* [Data extract]
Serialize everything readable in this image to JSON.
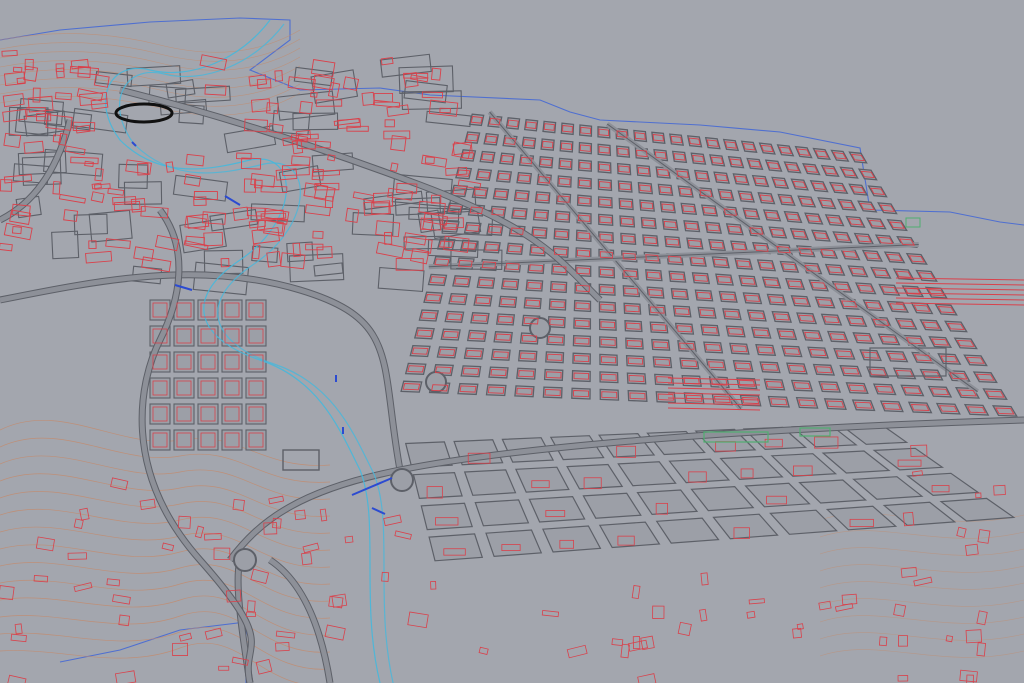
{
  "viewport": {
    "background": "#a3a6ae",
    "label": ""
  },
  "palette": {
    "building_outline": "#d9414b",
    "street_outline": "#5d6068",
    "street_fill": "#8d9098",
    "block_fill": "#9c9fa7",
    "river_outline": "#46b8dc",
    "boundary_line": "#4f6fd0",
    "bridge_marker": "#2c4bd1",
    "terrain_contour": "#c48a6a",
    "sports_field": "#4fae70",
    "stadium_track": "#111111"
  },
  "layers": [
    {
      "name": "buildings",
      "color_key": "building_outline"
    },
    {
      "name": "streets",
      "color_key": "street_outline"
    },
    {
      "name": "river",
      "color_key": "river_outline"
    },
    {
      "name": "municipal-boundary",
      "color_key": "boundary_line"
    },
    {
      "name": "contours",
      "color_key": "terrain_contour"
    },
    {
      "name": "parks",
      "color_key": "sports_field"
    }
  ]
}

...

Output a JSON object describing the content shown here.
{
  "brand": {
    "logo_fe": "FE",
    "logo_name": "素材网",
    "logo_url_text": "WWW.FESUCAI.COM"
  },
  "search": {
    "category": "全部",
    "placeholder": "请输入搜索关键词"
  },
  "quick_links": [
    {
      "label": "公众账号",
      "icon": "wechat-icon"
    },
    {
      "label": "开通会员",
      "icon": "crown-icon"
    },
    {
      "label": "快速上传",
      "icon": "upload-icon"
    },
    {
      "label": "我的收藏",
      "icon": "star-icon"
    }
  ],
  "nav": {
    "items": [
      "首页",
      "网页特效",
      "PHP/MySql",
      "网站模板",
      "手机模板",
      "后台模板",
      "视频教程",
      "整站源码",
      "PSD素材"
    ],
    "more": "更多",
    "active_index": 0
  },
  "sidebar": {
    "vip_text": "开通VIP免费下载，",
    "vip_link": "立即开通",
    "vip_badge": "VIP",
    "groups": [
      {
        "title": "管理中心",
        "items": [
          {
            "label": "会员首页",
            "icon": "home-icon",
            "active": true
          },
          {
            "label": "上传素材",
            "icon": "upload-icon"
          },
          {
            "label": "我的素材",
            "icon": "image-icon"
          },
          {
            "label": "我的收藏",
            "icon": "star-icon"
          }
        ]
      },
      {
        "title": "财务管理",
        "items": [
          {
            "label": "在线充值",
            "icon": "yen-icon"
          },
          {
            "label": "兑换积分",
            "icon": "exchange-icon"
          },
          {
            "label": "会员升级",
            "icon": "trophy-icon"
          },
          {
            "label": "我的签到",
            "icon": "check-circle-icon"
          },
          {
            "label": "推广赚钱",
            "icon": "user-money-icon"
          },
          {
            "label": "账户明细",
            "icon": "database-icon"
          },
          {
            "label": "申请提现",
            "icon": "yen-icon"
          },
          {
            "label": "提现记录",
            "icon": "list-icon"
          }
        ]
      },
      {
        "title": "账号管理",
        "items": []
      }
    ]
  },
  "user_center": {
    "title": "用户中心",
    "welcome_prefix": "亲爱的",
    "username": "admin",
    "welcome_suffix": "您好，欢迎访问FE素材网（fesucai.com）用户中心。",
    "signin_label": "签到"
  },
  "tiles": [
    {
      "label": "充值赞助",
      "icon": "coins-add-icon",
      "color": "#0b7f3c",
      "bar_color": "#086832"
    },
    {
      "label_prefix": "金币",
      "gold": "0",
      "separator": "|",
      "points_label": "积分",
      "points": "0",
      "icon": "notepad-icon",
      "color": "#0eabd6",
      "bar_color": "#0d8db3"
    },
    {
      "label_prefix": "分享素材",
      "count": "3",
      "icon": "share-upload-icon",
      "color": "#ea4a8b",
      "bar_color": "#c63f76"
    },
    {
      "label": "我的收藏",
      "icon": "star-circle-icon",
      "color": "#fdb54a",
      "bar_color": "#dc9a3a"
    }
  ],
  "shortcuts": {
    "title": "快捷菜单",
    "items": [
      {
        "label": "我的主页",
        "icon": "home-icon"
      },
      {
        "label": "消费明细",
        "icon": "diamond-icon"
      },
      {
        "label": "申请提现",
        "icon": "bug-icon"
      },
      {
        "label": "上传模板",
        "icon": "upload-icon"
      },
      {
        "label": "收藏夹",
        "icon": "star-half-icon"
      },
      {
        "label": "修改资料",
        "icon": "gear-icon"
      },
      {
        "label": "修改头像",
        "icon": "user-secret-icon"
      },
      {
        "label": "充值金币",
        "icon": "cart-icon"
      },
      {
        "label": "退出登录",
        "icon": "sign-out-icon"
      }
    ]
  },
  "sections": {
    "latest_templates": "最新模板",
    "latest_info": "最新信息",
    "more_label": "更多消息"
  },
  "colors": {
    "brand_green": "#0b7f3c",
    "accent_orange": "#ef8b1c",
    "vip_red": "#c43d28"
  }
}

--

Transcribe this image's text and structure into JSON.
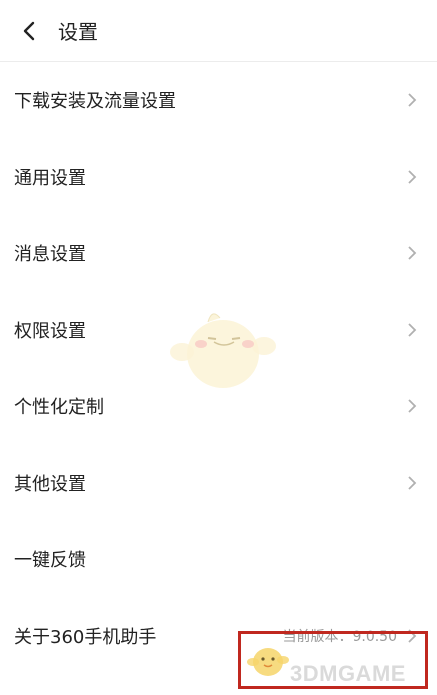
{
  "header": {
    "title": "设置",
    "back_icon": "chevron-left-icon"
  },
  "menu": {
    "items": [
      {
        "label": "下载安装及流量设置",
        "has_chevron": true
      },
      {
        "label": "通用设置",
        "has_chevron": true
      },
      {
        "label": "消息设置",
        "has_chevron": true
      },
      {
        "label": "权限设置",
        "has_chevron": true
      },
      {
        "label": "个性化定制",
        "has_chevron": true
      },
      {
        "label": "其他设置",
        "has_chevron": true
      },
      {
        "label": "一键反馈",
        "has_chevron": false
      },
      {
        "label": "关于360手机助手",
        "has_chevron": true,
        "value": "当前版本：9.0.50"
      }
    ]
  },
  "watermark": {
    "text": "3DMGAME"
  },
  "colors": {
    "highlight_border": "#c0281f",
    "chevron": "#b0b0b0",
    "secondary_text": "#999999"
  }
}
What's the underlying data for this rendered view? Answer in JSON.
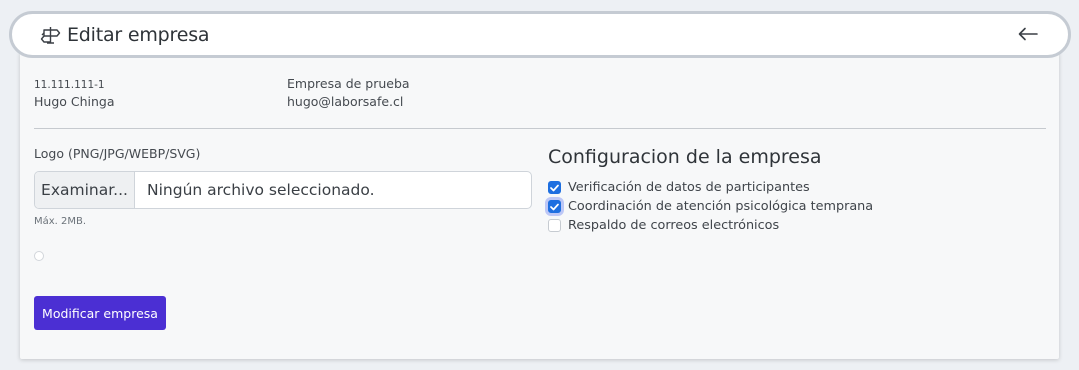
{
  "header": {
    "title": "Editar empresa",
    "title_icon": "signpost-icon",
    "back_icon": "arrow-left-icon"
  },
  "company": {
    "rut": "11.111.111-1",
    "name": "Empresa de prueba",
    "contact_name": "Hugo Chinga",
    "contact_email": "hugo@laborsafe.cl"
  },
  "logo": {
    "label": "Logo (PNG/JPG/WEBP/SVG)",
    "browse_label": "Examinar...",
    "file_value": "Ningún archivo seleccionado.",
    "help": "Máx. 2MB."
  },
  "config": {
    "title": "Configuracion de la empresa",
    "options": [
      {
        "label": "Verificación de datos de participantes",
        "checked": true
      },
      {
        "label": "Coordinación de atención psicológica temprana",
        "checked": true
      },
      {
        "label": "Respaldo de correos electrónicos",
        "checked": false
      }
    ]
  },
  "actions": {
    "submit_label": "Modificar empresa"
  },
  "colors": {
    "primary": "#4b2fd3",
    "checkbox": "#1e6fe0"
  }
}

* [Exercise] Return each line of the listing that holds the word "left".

* [Response to the task]
    "back_icon": "chevron-left-icon"
    "back_icon": "arrow-left-icon"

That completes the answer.